Diagnosis


Diagnosing asthma  

If you think you have asthma it is important that you make an appointment with your doctor or asthma nurse as soon as possible so that they can do some tests to see if you have asthma. Unfortunately, asthma can't usually be diagnosed with just one test. Doctors and nurses will take a medical history from you to help them look for various clues which will assist them in building up a clinical picture, before reaching a confident diagnosis.

At your appointment you should be asked to do a simple breathing test (lung function test) which measures how quickly you can blow air from your lungs. The test may be done using a hand held 'peak flow meter' device or by blowing into a 'spirometer' which is a small electronic device (this is the preferred device for helping to diagnose asthma). If your readings are low this will help the doctor or asthma nurse in making a diagnosis, but it is important to know that if you have a normal reading you may still have asthma. This is because asthma symptoms are, by nature, variable. For example, you may have a normal reading at the doctor's in the afternoon, but if your appointment had been at 9am that morning it may have been significantly lower.

Trial of treatment

When testing for a diagnosis of asthma, doctors and asthma nurses often prescribe a 'trial of treatment'. This means that you may be given one or more asthma medicines to see if they help the symptoms you are having. If you respond to the treatment, it is a very good indication that you have asthma. If you don't, the medicines won't do you any harm, and the doctor will then have to investigate other possible causes for your symptoms.

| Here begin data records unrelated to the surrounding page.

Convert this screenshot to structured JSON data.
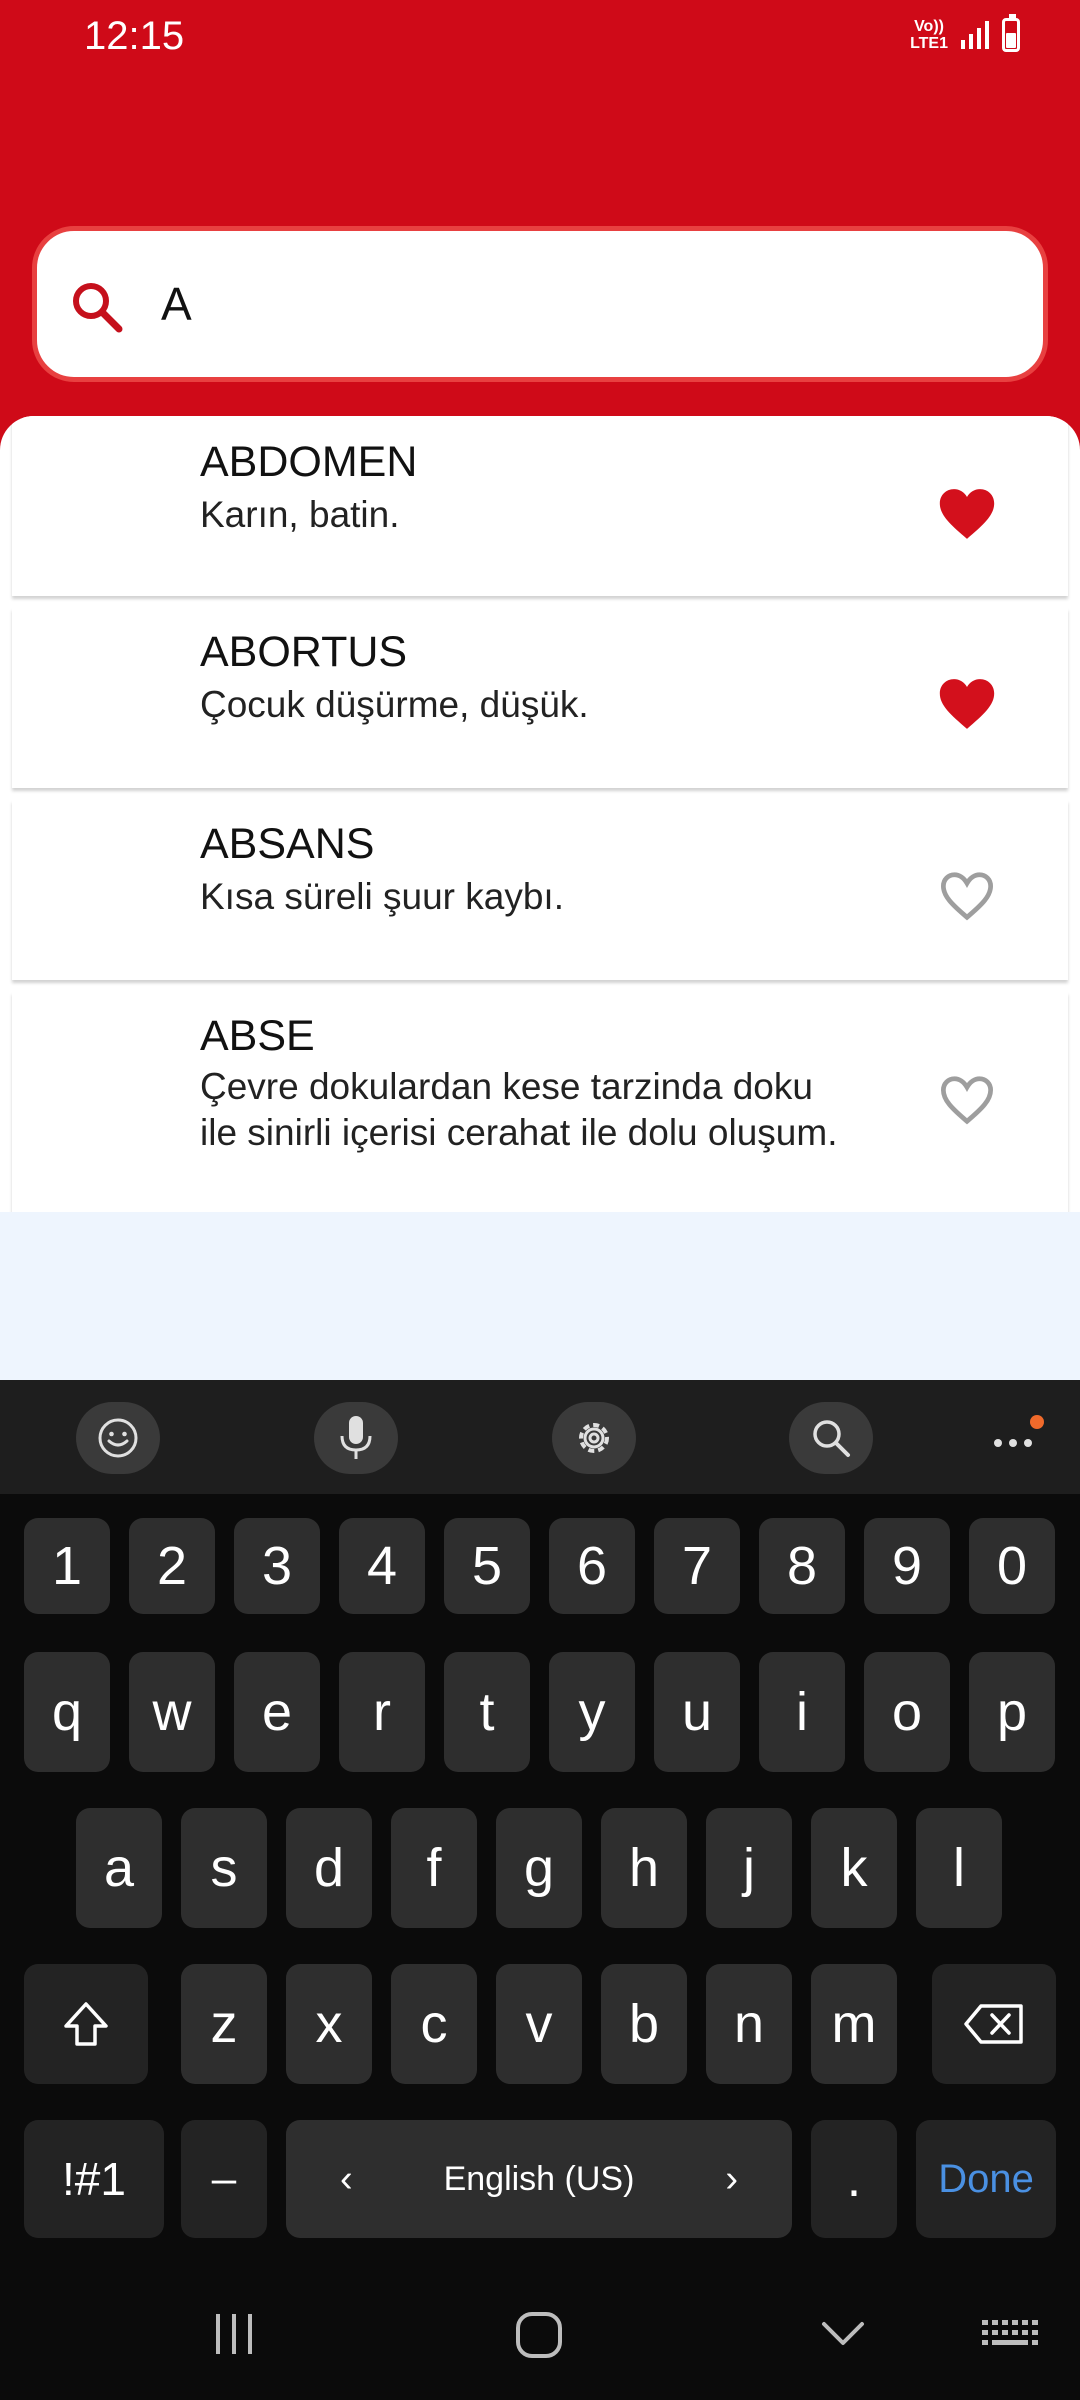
{
  "status_bar": {
    "time": "12:15",
    "network": "Vo)) LTE1"
  },
  "search": {
    "value": "A"
  },
  "results": [
    {
      "term": "ABDOMEN",
      "definition": " Karın, batin.",
      "favorite": true
    },
    {
      "term": "ABORTUS",
      "definition": " Çocuk düşürme, düşük.",
      "favorite": true
    },
    {
      "term": "ABSANS",
      "definition": " Kısa süreli şuur kaybı.",
      "favorite": false
    },
    {
      "term": "ABSE",
      "definition": " Çevre dokulardan kese tarzinda doku ile sinirli içerisi cerahat ile dolu oluşum.",
      "favorite": false
    }
  ],
  "colors": {
    "header": "#cf0a18",
    "heart_active": "#d3101c",
    "heart_inactive": "#9e9e9e",
    "done": "#4a90e2"
  },
  "keyboard": {
    "toolbar": [
      "emoji-icon",
      "microphone-icon",
      "settings-icon",
      "search-icon",
      "more-icon"
    ],
    "row_numbers": [
      "1",
      "2",
      "3",
      "4",
      "5",
      "6",
      "7",
      "8",
      "9",
      "0"
    ],
    "row_1": [
      "q",
      "w",
      "e",
      "r",
      "t",
      "y",
      "u",
      "i",
      "o",
      "p"
    ],
    "row_2": [
      "a",
      "s",
      "d",
      "f",
      "g",
      "h",
      "j",
      "k",
      "l"
    ],
    "row_3": [
      "z",
      "x",
      "c",
      "v",
      "b",
      "n",
      "m"
    ],
    "symbols_label": "!#1",
    "dash_label": "–",
    "space_label": "English (US)",
    "period_label": ".",
    "done_label": "Done"
  },
  "nav_bar": [
    "recents-icon",
    "home-icon",
    "back-icon",
    "keyboard-switch-icon"
  ]
}
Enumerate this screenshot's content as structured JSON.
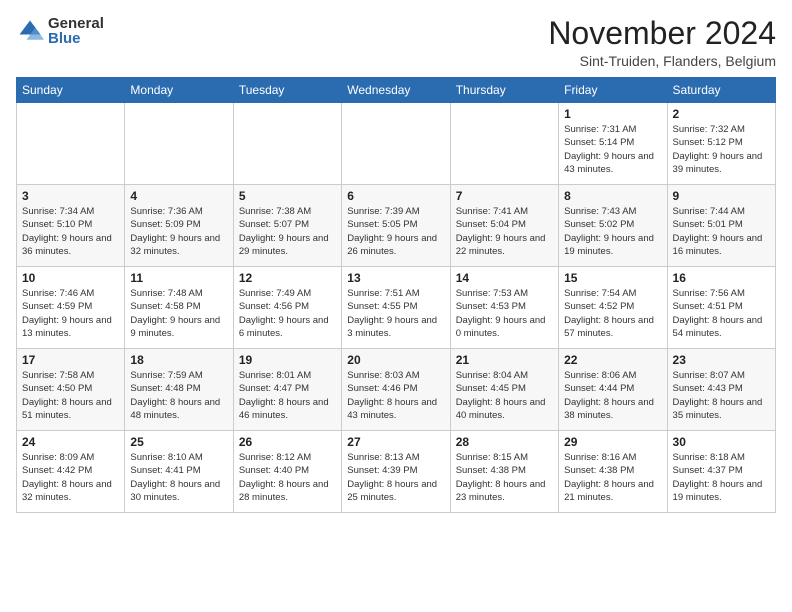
{
  "logo": {
    "general": "General",
    "blue": "Blue"
  },
  "header": {
    "month": "November 2024",
    "location": "Sint-Truiden, Flanders, Belgium"
  },
  "weekdays": [
    "Sunday",
    "Monday",
    "Tuesday",
    "Wednesday",
    "Thursday",
    "Friday",
    "Saturday"
  ],
  "weeks": [
    [
      {
        "day": "",
        "info": ""
      },
      {
        "day": "",
        "info": ""
      },
      {
        "day": "",
        "info": ""
      },
      {
        "day": "",
        "info": ""
      },
      {
        "day": "",
        "info": ""
      },
      {
        "day": "1",
        "info": "Sunrise: 7:31 AM\nSunset: 5:14 PM\nDaylight: 9 hours and 43 minutes."
      },
      {
        "day": "2",
        "info": "Sunrise: 7:32 AM\nSunset: 5:12 PM\nDaylight: 9 hours and 39 minutes."
      }
    ],
    [
      {
        "day": "3",
        "info": "Sunrise: 7:34 AM\nSunset: 5:10 PM\nDaylight: 9 hours and 36 minutes."
      },
      {
        "day": "4",
        "info": "Sunrise: 7:36 AM\nSunset: 5:09 PM\nDaylight: 9 hours and 32 minutes."
      },
      {
        "day": "5",
        "info": "Sunrise: 7:38 AM\nSunset: 5:07 PM\nDaylight: 9 hours and 29 minutes."
      },
      {
        "day": "6",
        "info": "Sunrise: 7:39 AM\nSunset: 5:05 PM\nDaylight: 9 hours and 26 minutes."
      },
      {
        "day": "7",
        "info": "Sunrise: 7:41 AM\nSunset: 5:04 PM\nDaylight: 9 hours and 22 minutes."
      },
      {
        "day": "8",
        "info": "Sunrise: 7:43 AM\nSunset: 5:02 PM\nDaylight: 9 hours and 19 minutes."
      },
      {
        "day": "9",
        "info": "Sunrise: 7:44 AM\nSunset: 5:01 PM\nDaylight: 9 hours and 16 minutes."
      }
    ],
    [
      {
        "day": "10",
        "info": "Sunrise: 7:46 AM\nSunset: 4:59 PM\nDaylight: 9 hours and 13 minutes."
      },
      {
        "day": "11",
        "info": "Sunrise: 7:48 AM\nSunset: 4:58 PM\nDaylight: 9 hours and 9 minutes."
      },
      {
        "day": "12",
        "info": "Sunrise: 7:49 AM\nSunset: 4:56 PM\nDaylight: 9 hours and 6 minutes."
      },
      {
        "day": "13",
        "info": "Sunrise: 7:51 AM\nSunset: 4:55 PM\nDaylight: 9 hours and 3 minutes."
      },
      {
        "day": "14",
        "info": "Sunrise: 7:53 AM\nSunset: 4:53 PM\nDaylight: 9 hours and 0 minutes."
      },
      {
        "day": "15",
        "info": "Sunrise: 7:54 AM\nSunset: 4:52 PM\nDaylight: 8 hours and 57 minutes."
      },
      {
        "day": "16",
        "info": "Sunrise: 7:56 AM\nSunset: 4:51 PM\nDaylight: 8 hours and 54 minutes."
      }
    ],
    [
      {
        "day": "17",
        "info": "Sunrise: 7:58 AM\nSunset: 4:50 PM\nDaylight: 8 hours and 51 minutes."
      },
      {
        "day": "18",
        "info": "Sunrise: 7:59 AM\nSunset: 4:48 PM\nDaylight: 8 hours and 48 minutes."
      },
      {
        "day": "19",
        "info": "Sunrise: 8:01 AM\nSunset: 4:47 PM\nDaylight: 8 hours and 46 minutes."
      },
      {
        "day": "20",
        "info": "Sunrise: 8:03 AM\nSunset: 4:46 PM\nDaylight: 8 hours and 43 minutes."
      },
      {
        "day": "21",
        "info": "Sunrise: 8:04 AM\nSunset: 4:45 PM\nDaylight: 8 hours and 40 minutes."
      },
      {
        "day": "22",
        "info": "Sunrise: 8:06 AM\nSunset: 4:44 PM\nDaylight: 8 hours and 38 minutes."
      },
      {
        "day": "23",
        "info": "Sunrise: 8:07 AM\nSunset: 4:43 PM\nDaylight: 8 hours and 35 minutes."
      }
    ],
    [
      {
        "day": "24",
        "info": "Sunrise: 8:09 AM\nSunset: 4:42 PM\nDaylight: 8 hours and 32 minutes."
      },
      {
        "day": "25",
        "info": "Sunrise: 8:10 AM\nSunset: 4:41 PM\nDaylight: 8 hours and 30 minutes."
      },
      {
        "day": "26",
        "info": "Sunrise: 8:12 AM\nSunset: 4:40 PM\nDaylight: 8 hours and 28 minutes."
      },
      {
        "day": "27",
        "info": "Sunrise: 8:13 AM\nSunset: 4:39 PM\nDaylight: 8 hours and 25 minutes."
      },
      {
        "day": "28",
        "info": "Sunrise: 8:15 AM\nSunset: 4:38 PM\nDaylight: 8 hours and 23 minutes."
      },
      {
        "day": "29",
        "info": "Sunrise: 8:16 AM\nSunset: 4:38 PM\nDaylight: 8 hours and 21 minutes."
      },
      {
        "day": "30",
        "info": "Sunrise: 8:18 AM\nSunset: 4:37 PM\nDaylight: 8 hours and 19 minutes."
      }
    ]
  ]
}
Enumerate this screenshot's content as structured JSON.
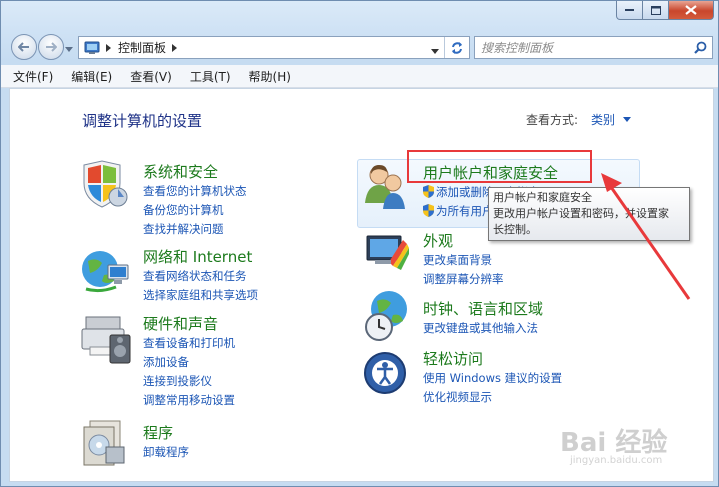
{
  "window": {
    "colors": {
      "accent": "#1c56b5",
      "heading": "#1c7a1c",
      "annotation": "#e8393b"
    }
  },
  "address": {
    "crumb": "控制面板"
  },
  "search": {
    "placeholder": "搜索控制面板"
  },
  "menu": [
    "文件(F)",
    "编辑(E)",
    "查看(V)",
    "工具(T)",
    "帮助(H)"
  ],
  "page": {
    "title": "调整计算机的设置",
    "view_by_label": "查看方式:",
    "view_by_value": "类别"
  },
  "categories": [
    {
      "title": "系统和安全",
      "links": [
        "查看您的计算机状态",
        "备份您的计算机",
        "查找并解决问题"
      ]
    },
    {
      "title": "网络和 Internet",
      "links": [
        "查看网络状态和任务",
        "选择家庭组和共享选项"
      ]
    },
    {
      "title": "硬件和声音",
      "links": [
        "查看设备和打印机",
        "添加设备",
        "连接到投影仪",
        "调整常用移动设置"
      ]
    },
    {
      "title": "程序",
      "links": [
        "卸载程序"
      ]
    },
    {
      "title": "用户帐户和家庭安全",
      "links": [
        "添加或删除用户帐户",
        "为所有用户设置家长控制"
      ]
    },
    {
      "title": "外观",
      "links": [
        "更改桌面背景",
        "调整屏幕分辨率"
      ]
    },
    {
      "title": "时钟、语言和区域",
      "links": [
        "更改键盘或其他输入法"
      ]
    },
    {
      "title": "轻松访问",
      "links": [
        "使用 Windows 建议的设置",
        "优化视频显示"
      ]
    }
  ],
  "tooltip": {
    "line1": "用户帐户和家庭安全",
    "line2": "更改用户帐户设置和密码，并设置家",
    "line3": "长控制。"
  },
  "watermark": {
    "text": "Bai 经验",
    "sub": "jingyan.baidu.com"
  },
  "icons": [
    "back-icon",
    "forward-icon",
    "control-panel-icon",
    "refresh-icon",
    "search-icon",
    "shield-icon"
  ]
}
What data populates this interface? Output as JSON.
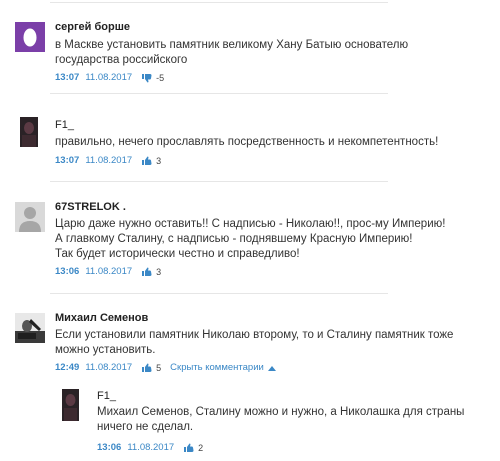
{
  "comments": [
    {
      "author": "сергей борше",
      "lines": [
        "в Масквe установить памятник великому Хану Батыю основателю",
        "государства российского"
      ],
      "time": "13:07",
      "date": "11.08.2017",
      "rating": "-5",
      "rating_type": "thumb-down",
      "avatar": "purple-egg"
    },
    {
      "author": "F1_",
      "lines": [
        "правильно, нечего прославлять посредственность и некомпетентность!"
      ],
      "time": "13:07",
      "date": "11.08.2017",
      "rating": "3",
      "rating_type": "thumb-up",
      "avatar": "photo-dark"
    },
    {
      "author": "67STRELOK .",
      "lines": [
        "Царю даже нужно оставить!! С надписью - Николаю!!, прос-му Империю!",
        "А главкому Сталину, с надписью - поднявшему Красную Империю!",
        "Так будет исторически честно и справедливо!"
      ],
      "time": "13:06",
      "date": "11.08.2017",
      "rating": "3",
      "rating_type": "thumb-up",
      "avatar": "default-silhouette"
    },
    {
      "author": "Михаил Семенов",
      "lines": [
        "Если установили памятник Николаю второму, то и Сталину памятник тоже",
        "можно установить."
      ],
      "time": "12:49",
      "date": "11.08.2017",
      "rating": "5",
      "rating_type": "thumb-up",
      "avatar": "photo-bw",
      "toggle_label": "Скрыть комментарии"
    },
    {
      "author": "F1_",
      "lines": [
        "Михаил Семенов, Сталину можно и нужно, а Николашка для страны",
        "ничего не сделал."
      ],
      "time": "13:06",
      "date": "11.08.2017",
      "rating": "2",
      "rating_type": "thumb-up",
      "avatar": "photo-dark"
    }
  ],
  "colors": {
    "link": "#3b88c6",
    "divider": "#e6e6e6",
    "text": "#333333",
    "avatar_purple": "#7b3fa8"
  }
}
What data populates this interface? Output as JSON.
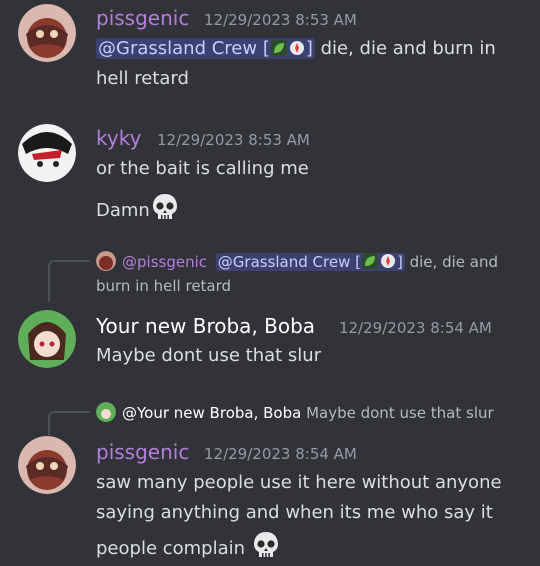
{
  "messages": [
    {
      "author": "pissgenic",
      "author_color": "#b57edc",
      "timestamp": "12/29/2023 8:53 AM",
      "mention": "@Grassland Crew [",
      "mention_close": "]",
      "line1_rest": " die, die and burn in",
      "line2": "hell retard",
      "avatar_icon": "pissgenic-avatar"
    },
    {
      "author": "kyky",
      "author_color": "#b57edc",
      "timestamp": "12/29/2023 8:53 AM",
      "line1": "or the bait is calling me",
      "line2": "Damn",
      "avatar_icon": "kyky-avatar"
    },
    {
      "reply": {
        "author": "@pissgenic",
        "mention": "@Grassland Crew [",
        "mention_close": "]",
        "text1": " die, die and",
        "text2": "burn in hell retard"
      },
      "author": "Your new Broba, Boba",
      "author_color": "#ffffff",
      "timestamp": "12/29/2023 8:54 AM",
      "line1": "Maybe dont use that slur",
      "avatar_icon": "boba-avatar"
    },
    {
      "reply": {
        "author": "@Your new Broba, Boba",
        "text": "Maybe dont use that slur"
      },
      "author": "pissgenic",
      "author_color": "#b57edc",
      "timestamp": "12/29/2023 8:54 AM",
      "line1": "saw many people use it here without anyone",
      "line2": "saying anything and when its me who say it",
      "line3": "people complain",
      "avatar_icon": "pissgenic-avatar"
    }
  ]
}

Reversibility test

A trial of treatment may also be given as part of a 'reversibility test'. Reversibility testing involves taking measurements of your breathing before and after having asthma medicines. If the measurements improve significantly, it is a good indication that you have asthma. There are three medicines that can be used for reversibility testing:

  • Inhaled reliever medicine. At your appointment, you may be asked to provide a breathing measurement immediately prior to taking a dose of reliever medicine. Usually this is given from an inhaler device via a spacer. About 20 minutes later you will be asked to provide another measurement.
  • Inhaled preventer medicine. You may be asked to provide a breathing measurement at the doctor's, then will be prescribed inhaled preventer medicine to take at home, twice a day, for about 6-8 weeks. You will then return to the doctor who will take another measurement.
  • Steroid tablets. You may be asked to provide 'before' and 'after' breathing measurements with a two week course of prednisolone (steroid tablets) in-between. When prescribed for diagnosing purposes, the recommended dose is 30mg prednisolne, taken every morning for two weeks.

The doctor or nurse may also give you a peak flow meter to use at home so you can keep a record of your own peak flow measurements over a period of time.

If you are diagnosed with asthma, the good news is that there are some really effective medicines available to you which means that the symptoms you are currently experiencing can be controlled so they don't bother you any more.

The process of reaching a diagnosis of asthma and getting the correct level of medicine may mean that you need several visits to your doctor or nurse. This is so that they can review the symptoms you are having; see how well any medicine you have been prescribed is helping, check your inhaler technique and help by advising you on how you can control your symptoms better.

With the right care and combination of medicines, the majority of people with asthma can expect to live a normal life, doing all the things they enjoy. Having an asthma action plan will help you achieve this. Research shows that using a plan is one of the most effective ways of controlling asthma. Your doctor or asthma nurse, in discussion with you, should complete this plan. It will contain the information you need to keep control of your asthma, including details about your asthma medicines, how to tell when your symptoms are getting worse and what you should do about it, and emergency information on what to do if you have an asthma attack.


Help us by sharing this post
  • E-mail this story to a friend!
  • Tweet this
  • Facebook
  • del.icio.us
  • StumbleUpon
  • Digg
  • Google
  • LinkedIn